Allotments seem to be a peculiarly British phenomenon. Small parcels of land, divided into smaller still plots, furnished often with a shed and make-shift cold frames, greenhouses and what have you, where, in time-honoured tradition, old men in baggy corduroys and cardigans go to smoke a pipe and gaze out on serried ranks of cabbages, leeks and potatoes. But they … Read More
A couple of weeks ago I was at the 2nd annual Amsterdam Symposium on the History of Food, and a very interesting meeting it was too. The topic was Food, Hunger and Conflict, a reminder that food and control of the food supply can be both a weapon in human conflicts and a natural source of conflict. Talks ranged widely, … Read More
One of the things I find most frustrating in agricultural research is that, despite the subject matter, it often bears little relationship to the fundamental facts of life. Too often, we hear all sorts of extravagant claims being made that a bit of more analytical thought would show were somewhat less than likely to work out. No names, no pack … Read More
Having started this autumn to do little trailers for upcoming shows, I thought it would be an interesting way to prevent absolute silence over the holidays to adapt that format and revisit some of 2014’s episodes. Some of these mini-episodes represent a reworking of the original in much cut-down form. Others are stories that for one reason or another had … Read More

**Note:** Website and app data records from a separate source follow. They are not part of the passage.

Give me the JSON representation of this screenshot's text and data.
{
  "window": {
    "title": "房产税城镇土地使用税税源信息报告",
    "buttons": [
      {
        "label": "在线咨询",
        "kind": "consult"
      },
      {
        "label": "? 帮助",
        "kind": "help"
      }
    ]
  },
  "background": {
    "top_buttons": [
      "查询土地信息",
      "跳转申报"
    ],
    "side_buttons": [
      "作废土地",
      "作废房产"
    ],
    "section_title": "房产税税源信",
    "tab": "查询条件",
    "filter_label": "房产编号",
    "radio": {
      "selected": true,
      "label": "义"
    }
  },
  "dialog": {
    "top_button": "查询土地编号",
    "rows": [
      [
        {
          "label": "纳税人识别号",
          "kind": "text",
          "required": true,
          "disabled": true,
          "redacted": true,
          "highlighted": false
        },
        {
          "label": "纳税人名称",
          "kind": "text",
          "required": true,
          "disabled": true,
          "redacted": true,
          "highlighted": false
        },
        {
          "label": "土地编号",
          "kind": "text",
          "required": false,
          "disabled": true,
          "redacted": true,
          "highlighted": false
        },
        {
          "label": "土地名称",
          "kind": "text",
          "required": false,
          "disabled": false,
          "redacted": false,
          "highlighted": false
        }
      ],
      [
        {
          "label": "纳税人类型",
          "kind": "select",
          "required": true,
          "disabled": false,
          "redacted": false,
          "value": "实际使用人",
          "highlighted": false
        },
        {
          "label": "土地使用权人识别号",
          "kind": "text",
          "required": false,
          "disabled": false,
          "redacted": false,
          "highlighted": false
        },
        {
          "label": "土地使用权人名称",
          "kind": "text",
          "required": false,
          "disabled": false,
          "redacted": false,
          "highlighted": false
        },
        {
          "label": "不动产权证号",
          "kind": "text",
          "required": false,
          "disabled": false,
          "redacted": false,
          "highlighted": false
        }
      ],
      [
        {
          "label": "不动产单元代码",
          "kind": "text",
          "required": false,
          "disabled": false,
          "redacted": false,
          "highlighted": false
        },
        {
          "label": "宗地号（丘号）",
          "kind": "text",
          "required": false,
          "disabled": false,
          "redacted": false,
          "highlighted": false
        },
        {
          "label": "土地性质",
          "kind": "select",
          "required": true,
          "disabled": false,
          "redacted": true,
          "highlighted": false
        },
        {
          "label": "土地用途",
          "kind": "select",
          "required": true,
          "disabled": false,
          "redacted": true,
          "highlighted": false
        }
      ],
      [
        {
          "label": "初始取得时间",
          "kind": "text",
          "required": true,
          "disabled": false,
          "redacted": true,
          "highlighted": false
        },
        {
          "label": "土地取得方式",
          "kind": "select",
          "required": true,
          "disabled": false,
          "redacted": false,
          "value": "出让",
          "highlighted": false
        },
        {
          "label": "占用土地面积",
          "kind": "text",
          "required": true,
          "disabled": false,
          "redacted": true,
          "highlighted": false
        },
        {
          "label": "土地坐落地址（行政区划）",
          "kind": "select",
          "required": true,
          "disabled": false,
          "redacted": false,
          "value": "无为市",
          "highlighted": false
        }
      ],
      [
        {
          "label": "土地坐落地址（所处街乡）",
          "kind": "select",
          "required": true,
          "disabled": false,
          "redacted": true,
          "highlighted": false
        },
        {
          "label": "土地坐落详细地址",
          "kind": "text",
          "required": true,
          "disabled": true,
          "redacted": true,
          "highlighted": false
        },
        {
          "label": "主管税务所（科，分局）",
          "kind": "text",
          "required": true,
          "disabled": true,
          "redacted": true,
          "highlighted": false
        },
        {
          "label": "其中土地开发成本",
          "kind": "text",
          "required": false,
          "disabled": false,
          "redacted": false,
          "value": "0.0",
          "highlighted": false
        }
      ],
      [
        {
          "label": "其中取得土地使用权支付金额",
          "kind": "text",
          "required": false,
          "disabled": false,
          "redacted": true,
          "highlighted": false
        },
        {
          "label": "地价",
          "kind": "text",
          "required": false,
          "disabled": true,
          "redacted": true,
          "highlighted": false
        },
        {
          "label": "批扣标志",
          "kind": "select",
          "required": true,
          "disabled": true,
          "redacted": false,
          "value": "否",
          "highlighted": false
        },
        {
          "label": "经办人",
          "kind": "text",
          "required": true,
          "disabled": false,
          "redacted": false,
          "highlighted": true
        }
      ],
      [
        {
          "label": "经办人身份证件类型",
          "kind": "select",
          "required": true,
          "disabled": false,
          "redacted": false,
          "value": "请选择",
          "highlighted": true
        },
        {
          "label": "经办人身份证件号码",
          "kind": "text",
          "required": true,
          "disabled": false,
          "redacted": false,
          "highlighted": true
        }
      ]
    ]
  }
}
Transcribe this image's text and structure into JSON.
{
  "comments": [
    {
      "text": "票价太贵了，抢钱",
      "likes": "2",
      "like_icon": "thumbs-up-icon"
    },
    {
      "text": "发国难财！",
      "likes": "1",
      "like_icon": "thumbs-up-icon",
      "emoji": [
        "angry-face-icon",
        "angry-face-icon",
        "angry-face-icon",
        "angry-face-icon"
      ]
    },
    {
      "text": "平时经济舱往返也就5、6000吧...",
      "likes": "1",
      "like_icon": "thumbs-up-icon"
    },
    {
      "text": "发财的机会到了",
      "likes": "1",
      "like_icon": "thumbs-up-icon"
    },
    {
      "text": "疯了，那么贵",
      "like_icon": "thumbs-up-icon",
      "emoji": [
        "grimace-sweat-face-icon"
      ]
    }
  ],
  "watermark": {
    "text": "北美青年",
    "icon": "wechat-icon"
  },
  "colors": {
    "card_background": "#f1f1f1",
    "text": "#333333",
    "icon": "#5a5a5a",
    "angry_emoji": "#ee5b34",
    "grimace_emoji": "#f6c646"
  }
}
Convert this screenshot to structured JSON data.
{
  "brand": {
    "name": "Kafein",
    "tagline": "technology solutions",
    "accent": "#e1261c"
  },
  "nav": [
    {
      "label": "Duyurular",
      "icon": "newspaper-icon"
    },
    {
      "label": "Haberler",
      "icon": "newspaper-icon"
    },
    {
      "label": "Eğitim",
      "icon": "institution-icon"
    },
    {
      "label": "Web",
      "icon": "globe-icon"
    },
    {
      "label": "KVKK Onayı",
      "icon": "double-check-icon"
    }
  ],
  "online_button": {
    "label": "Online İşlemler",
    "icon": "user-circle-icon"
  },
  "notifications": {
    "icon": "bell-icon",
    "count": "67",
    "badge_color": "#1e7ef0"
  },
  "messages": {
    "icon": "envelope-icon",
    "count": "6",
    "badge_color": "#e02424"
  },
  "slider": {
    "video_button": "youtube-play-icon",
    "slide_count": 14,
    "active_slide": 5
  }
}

The domestication of the turkey probably first took place around 2000 years ago in south central Mexico, possibly for their feathers and ritual value rather than their meat. Their rise to the top of the American festive table came much later, not with the Pilgrims but with Charles Wampler, whose efforts to promote turkey raising started Rockingham County, Virginia, on … Read More
There’s a thin line between protecting the authenticity of a fine traditional food and preventing the kinds of living changes that allowed it to survive long enough to become traditional. Zack Nowak, a food historian, looked at the rules governing the manufacture of genuine Parmigiano-Reggiano DOP cheese and the cheese’s actual history. The rules say you can’t, but could you make an equally good parmesan somewhere else?
Extracted from the original episode broadcast after the 2nd Perugia Food Conference.
Music by podington bear.
Of all the turkey’s misnomers, the official Linnaean name from 1758 must qualify as the wrongest: Meleagris gallopavo gallopavo. It crosses Greek roots with Latin to mean “guinea-fowl chicken-peacock chicken-peacock”. Wrong on five counts, but typical. The only thing the turkey’s namers have got right consistently is that the bird is not-from-here.Continue reading